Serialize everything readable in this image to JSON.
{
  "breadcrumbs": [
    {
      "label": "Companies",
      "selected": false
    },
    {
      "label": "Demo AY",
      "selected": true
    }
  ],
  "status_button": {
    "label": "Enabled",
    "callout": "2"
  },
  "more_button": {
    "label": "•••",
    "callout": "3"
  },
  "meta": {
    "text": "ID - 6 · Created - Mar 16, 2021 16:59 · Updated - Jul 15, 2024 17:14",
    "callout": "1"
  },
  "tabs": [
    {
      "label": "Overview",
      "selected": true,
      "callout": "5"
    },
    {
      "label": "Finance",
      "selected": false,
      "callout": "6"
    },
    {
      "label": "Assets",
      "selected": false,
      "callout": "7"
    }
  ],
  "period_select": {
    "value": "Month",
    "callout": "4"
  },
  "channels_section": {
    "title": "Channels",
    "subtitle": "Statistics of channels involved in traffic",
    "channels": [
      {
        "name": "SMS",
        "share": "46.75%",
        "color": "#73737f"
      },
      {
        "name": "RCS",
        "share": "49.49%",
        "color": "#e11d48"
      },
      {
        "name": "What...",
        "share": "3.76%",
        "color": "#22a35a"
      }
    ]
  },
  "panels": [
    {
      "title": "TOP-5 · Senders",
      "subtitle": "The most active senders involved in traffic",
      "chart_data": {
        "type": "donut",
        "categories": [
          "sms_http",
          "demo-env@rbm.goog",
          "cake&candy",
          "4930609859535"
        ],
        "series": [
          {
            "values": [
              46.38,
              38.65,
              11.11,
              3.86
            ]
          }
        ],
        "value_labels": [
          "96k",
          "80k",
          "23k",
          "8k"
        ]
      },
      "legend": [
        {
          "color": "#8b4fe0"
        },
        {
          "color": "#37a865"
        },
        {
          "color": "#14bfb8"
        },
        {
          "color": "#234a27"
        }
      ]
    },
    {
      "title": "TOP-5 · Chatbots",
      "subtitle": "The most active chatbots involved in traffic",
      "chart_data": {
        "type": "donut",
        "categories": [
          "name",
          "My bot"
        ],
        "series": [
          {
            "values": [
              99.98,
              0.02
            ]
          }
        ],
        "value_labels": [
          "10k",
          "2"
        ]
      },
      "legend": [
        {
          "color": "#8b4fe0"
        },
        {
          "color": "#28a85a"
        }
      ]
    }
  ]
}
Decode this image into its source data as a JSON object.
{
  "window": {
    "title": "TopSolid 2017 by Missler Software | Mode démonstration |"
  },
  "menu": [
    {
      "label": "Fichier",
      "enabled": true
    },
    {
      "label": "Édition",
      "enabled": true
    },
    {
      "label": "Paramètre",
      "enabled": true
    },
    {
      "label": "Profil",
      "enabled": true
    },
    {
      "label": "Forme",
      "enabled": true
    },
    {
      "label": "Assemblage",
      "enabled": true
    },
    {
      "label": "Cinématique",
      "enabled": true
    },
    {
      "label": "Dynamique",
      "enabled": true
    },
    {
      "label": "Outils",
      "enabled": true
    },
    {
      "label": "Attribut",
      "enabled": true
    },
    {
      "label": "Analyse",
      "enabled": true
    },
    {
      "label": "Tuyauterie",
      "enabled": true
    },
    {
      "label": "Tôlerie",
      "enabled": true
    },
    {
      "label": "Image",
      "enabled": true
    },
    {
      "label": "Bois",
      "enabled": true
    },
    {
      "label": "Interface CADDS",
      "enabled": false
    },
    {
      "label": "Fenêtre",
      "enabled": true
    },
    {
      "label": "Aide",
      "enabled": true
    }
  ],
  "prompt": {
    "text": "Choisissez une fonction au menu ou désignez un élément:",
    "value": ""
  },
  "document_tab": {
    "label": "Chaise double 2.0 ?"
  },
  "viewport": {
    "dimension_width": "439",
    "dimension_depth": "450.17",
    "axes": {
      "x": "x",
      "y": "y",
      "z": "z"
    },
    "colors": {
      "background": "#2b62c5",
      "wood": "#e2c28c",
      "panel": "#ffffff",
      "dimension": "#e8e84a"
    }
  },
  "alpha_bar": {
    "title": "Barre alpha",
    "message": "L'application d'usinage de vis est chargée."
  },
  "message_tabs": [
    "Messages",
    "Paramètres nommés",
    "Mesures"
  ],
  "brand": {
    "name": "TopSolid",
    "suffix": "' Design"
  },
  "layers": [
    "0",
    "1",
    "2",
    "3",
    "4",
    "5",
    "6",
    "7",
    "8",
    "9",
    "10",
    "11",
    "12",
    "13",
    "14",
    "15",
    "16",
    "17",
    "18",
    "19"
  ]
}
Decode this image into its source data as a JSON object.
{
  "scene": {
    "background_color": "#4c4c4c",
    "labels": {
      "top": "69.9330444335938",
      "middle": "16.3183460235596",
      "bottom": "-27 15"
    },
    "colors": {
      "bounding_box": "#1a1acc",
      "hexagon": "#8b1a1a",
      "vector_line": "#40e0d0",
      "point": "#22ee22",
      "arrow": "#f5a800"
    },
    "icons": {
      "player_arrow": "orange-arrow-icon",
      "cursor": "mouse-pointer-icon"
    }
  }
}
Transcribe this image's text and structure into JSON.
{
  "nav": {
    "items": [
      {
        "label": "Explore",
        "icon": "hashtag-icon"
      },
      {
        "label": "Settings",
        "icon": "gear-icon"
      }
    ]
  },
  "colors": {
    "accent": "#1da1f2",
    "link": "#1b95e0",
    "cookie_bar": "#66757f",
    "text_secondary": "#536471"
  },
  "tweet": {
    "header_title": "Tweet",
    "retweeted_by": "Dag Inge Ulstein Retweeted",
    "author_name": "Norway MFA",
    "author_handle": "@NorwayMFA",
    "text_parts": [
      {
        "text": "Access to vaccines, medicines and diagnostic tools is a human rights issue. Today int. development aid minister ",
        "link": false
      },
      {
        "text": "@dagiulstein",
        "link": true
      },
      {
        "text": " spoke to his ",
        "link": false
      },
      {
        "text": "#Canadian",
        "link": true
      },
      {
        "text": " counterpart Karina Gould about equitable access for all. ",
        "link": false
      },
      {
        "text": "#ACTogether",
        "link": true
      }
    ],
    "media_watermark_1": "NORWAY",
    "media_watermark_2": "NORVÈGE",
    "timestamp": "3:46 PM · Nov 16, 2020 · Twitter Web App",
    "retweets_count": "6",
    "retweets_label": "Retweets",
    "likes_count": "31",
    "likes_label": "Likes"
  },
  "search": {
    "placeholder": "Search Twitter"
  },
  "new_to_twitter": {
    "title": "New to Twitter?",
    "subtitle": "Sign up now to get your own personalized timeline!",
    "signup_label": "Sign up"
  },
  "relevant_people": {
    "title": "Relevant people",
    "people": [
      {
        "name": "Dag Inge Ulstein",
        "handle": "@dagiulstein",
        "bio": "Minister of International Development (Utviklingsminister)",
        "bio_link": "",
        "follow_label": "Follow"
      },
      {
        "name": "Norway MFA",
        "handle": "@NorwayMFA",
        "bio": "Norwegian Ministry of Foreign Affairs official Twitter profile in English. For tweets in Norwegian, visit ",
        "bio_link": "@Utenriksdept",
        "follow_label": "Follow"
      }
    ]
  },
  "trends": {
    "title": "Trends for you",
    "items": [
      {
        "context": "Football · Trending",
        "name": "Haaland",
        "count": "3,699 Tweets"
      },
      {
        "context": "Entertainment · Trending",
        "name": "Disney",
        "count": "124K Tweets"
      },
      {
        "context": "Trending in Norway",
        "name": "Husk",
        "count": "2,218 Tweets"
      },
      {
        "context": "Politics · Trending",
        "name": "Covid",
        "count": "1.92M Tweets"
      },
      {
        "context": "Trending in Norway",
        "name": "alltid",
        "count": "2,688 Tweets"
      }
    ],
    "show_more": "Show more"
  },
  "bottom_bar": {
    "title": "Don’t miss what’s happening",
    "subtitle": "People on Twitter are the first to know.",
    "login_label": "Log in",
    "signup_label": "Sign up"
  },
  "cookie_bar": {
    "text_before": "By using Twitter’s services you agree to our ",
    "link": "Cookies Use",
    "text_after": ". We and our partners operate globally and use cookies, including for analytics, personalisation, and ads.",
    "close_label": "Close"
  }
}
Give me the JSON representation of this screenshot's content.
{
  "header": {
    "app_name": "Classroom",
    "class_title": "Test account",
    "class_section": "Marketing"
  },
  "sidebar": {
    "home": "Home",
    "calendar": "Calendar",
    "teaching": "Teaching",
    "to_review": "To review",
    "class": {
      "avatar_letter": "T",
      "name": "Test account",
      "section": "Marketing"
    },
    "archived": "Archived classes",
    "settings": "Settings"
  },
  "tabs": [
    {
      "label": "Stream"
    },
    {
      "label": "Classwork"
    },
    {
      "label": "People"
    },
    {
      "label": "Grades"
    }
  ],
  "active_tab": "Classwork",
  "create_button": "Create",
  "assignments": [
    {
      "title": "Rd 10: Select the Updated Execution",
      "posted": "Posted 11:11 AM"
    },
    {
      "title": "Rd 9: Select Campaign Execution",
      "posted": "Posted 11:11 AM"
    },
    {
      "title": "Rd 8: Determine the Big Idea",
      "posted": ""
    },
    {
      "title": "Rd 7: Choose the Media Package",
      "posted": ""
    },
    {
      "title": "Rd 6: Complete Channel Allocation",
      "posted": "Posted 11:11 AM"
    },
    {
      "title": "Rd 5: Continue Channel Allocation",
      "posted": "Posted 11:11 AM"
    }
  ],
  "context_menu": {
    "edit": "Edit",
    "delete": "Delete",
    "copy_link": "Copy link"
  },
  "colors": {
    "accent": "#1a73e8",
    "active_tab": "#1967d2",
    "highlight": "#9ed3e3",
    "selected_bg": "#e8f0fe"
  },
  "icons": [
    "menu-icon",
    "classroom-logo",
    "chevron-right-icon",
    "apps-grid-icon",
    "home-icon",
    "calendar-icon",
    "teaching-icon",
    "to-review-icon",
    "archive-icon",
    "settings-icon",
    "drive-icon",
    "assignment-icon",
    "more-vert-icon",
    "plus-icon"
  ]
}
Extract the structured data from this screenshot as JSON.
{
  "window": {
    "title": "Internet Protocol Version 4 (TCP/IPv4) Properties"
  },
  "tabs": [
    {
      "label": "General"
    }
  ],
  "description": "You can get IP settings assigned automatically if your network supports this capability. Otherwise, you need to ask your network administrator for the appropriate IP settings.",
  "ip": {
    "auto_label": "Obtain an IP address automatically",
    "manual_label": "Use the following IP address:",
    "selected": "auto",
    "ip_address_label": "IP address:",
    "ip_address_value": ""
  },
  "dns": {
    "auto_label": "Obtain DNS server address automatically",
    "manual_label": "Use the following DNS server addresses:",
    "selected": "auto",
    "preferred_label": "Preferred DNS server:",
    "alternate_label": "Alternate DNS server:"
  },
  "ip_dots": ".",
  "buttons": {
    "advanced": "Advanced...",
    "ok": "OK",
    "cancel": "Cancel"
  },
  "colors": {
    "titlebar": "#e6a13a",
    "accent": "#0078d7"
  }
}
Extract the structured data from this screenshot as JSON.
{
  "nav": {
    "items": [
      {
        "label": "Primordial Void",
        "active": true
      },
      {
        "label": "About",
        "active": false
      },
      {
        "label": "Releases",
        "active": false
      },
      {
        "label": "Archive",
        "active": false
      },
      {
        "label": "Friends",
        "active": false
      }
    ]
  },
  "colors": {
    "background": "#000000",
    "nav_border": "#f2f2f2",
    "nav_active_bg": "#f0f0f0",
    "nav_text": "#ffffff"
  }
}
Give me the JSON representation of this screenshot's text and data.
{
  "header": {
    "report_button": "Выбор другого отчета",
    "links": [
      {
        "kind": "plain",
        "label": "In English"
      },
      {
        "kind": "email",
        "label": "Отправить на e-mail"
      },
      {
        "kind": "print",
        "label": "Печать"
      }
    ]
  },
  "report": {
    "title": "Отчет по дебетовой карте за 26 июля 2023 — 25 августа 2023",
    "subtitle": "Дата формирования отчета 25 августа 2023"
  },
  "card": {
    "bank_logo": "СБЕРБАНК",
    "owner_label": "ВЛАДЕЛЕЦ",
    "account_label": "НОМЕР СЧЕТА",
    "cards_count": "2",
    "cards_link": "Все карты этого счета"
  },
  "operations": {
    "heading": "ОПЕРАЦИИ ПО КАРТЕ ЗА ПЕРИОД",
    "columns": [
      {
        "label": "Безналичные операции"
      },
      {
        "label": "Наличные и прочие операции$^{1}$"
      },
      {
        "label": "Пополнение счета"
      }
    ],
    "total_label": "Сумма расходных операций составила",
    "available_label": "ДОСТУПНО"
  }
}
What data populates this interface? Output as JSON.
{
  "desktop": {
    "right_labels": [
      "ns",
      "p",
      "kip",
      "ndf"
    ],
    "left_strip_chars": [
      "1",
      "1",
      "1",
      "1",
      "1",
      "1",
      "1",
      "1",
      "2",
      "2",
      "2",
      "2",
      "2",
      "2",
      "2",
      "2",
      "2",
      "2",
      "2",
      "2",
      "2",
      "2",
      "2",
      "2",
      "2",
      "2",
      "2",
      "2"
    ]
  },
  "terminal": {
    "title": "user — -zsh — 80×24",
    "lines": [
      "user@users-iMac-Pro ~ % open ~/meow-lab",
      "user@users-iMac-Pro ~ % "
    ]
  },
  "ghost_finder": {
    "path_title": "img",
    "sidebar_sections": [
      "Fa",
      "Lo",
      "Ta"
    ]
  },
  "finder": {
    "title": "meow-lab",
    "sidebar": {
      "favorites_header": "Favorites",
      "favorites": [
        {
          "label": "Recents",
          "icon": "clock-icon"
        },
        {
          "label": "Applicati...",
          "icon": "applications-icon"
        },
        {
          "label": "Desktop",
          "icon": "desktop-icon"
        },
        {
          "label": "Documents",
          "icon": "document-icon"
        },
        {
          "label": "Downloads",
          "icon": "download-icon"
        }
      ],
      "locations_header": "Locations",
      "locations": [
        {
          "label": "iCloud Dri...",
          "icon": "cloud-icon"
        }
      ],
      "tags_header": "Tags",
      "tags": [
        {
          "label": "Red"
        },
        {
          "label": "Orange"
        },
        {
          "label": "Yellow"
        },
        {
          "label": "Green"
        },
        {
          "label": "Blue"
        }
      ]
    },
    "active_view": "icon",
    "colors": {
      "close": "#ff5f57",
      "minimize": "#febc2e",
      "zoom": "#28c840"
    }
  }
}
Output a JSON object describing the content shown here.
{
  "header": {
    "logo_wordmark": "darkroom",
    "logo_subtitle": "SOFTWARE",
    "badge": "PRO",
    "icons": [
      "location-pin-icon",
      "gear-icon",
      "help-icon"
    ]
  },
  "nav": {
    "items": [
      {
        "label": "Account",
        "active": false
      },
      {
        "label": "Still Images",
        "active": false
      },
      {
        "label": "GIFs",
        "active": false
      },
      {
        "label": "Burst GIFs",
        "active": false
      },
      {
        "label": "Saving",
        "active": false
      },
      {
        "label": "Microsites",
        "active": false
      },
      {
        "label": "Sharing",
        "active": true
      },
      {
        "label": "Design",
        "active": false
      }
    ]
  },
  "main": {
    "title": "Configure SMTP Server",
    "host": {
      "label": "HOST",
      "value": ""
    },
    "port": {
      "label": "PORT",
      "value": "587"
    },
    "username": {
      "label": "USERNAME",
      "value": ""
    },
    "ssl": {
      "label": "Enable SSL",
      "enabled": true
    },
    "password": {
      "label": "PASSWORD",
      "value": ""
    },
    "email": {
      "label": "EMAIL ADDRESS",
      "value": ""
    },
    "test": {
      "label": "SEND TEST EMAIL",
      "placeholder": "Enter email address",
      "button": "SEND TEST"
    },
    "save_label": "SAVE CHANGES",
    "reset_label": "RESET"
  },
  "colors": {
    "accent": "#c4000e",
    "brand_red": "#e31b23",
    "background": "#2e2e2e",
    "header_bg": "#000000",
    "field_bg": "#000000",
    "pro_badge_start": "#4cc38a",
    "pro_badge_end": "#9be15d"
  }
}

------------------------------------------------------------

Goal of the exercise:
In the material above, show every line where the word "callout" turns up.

Answer:
    "callout": "2"
    "callout": "3"
    "callout": "1"
      "callout": "5"
      "callout": "6"
      "callout": "7"
    "callout": "4"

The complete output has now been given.